> YOUR INSTRUCTIONS
Copy out every line of the data that has the word "highlighted" somewhere in it.
Segment Open
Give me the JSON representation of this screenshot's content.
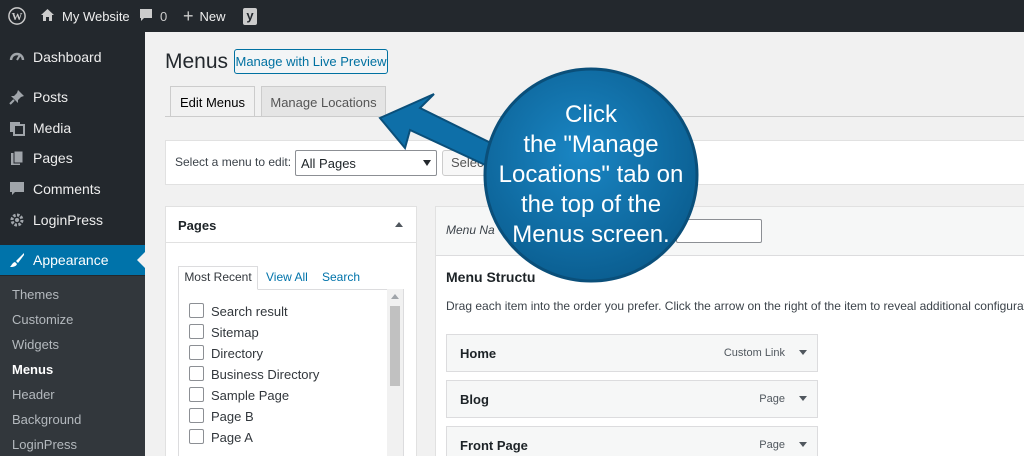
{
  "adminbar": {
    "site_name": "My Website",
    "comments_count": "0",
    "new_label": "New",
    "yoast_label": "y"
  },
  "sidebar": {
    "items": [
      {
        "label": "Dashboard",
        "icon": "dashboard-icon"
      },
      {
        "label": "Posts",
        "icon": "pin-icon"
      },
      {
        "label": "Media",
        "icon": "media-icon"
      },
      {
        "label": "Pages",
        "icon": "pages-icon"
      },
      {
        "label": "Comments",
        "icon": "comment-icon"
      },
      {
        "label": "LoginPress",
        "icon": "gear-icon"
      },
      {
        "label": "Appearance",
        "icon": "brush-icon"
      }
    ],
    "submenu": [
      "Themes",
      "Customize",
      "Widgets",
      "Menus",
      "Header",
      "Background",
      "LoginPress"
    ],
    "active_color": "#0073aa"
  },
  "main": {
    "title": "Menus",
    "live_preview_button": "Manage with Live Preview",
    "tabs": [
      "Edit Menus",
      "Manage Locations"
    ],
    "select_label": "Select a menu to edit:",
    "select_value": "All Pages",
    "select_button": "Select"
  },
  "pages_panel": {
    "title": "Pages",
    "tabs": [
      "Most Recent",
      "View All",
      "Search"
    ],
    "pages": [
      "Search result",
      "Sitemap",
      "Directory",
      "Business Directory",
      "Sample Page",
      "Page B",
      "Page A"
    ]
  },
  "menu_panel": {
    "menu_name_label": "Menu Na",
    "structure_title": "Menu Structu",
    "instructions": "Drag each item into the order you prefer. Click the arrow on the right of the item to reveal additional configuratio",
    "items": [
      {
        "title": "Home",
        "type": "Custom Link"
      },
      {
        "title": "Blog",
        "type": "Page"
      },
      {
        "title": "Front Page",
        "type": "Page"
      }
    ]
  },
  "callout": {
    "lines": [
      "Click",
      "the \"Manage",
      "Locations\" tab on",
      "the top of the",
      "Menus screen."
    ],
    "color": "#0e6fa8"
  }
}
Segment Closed
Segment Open
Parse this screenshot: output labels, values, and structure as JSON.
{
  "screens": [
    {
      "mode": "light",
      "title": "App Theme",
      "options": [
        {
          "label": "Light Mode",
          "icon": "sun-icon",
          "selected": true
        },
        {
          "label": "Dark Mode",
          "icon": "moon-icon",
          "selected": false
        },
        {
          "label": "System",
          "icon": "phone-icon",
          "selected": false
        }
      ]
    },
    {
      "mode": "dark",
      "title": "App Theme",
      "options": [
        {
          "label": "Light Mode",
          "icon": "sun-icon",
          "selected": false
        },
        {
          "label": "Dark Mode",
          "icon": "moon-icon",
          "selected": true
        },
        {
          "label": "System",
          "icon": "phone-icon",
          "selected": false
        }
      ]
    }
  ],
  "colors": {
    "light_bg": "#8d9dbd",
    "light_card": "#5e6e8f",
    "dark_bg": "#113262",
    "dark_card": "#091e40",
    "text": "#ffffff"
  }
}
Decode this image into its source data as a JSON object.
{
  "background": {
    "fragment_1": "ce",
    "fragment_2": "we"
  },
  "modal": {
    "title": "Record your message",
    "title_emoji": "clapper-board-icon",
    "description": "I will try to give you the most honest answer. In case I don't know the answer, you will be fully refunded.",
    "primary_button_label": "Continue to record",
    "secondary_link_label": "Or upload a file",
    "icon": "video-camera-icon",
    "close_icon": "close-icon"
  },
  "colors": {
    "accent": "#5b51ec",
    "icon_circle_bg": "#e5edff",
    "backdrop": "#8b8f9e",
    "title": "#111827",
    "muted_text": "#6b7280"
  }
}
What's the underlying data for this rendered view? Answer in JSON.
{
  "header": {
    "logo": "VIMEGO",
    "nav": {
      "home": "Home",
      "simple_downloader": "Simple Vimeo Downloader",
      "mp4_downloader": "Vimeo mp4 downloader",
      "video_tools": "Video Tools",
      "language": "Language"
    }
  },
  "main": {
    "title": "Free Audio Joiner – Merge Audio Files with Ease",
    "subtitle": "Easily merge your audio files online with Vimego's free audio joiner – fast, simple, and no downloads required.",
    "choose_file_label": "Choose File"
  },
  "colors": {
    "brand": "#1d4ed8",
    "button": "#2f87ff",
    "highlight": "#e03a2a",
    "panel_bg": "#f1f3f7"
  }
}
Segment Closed
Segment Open
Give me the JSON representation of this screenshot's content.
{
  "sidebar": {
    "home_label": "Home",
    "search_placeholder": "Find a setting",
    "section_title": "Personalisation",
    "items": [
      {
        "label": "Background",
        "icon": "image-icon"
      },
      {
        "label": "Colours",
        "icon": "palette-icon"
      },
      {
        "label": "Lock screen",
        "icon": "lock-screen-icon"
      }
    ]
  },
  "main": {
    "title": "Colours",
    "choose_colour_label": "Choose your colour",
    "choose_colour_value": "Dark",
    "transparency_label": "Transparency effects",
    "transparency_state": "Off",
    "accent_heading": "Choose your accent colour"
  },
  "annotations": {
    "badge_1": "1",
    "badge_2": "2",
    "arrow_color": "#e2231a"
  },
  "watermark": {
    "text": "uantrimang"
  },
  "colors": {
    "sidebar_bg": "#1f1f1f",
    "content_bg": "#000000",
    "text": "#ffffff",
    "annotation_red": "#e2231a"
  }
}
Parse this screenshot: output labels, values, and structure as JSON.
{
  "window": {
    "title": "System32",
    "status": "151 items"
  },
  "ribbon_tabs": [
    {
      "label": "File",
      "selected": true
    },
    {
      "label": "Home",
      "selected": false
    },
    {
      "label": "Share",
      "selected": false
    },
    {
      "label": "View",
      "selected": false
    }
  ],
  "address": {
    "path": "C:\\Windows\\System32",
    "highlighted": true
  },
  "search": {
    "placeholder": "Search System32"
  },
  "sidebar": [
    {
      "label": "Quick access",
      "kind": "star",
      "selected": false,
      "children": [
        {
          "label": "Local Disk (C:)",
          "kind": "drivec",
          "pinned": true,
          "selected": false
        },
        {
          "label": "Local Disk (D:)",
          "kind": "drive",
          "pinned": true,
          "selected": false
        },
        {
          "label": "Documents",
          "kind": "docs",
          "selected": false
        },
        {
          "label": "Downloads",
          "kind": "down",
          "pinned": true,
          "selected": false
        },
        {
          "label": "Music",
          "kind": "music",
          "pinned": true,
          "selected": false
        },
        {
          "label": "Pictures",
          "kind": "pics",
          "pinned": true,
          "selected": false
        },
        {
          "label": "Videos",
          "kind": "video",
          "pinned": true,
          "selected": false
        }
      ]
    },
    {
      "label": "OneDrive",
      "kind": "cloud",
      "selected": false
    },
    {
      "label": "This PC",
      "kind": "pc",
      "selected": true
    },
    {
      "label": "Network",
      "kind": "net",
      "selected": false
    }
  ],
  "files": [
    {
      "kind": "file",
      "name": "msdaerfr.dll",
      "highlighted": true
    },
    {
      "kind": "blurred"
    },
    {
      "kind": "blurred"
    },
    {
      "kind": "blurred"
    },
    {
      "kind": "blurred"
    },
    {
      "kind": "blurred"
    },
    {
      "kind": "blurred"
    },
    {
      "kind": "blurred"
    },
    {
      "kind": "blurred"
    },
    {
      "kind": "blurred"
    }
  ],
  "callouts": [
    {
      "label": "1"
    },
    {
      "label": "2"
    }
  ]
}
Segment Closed
> SOLVED EXERCISE
    "highlighted": true
      "highlighted": true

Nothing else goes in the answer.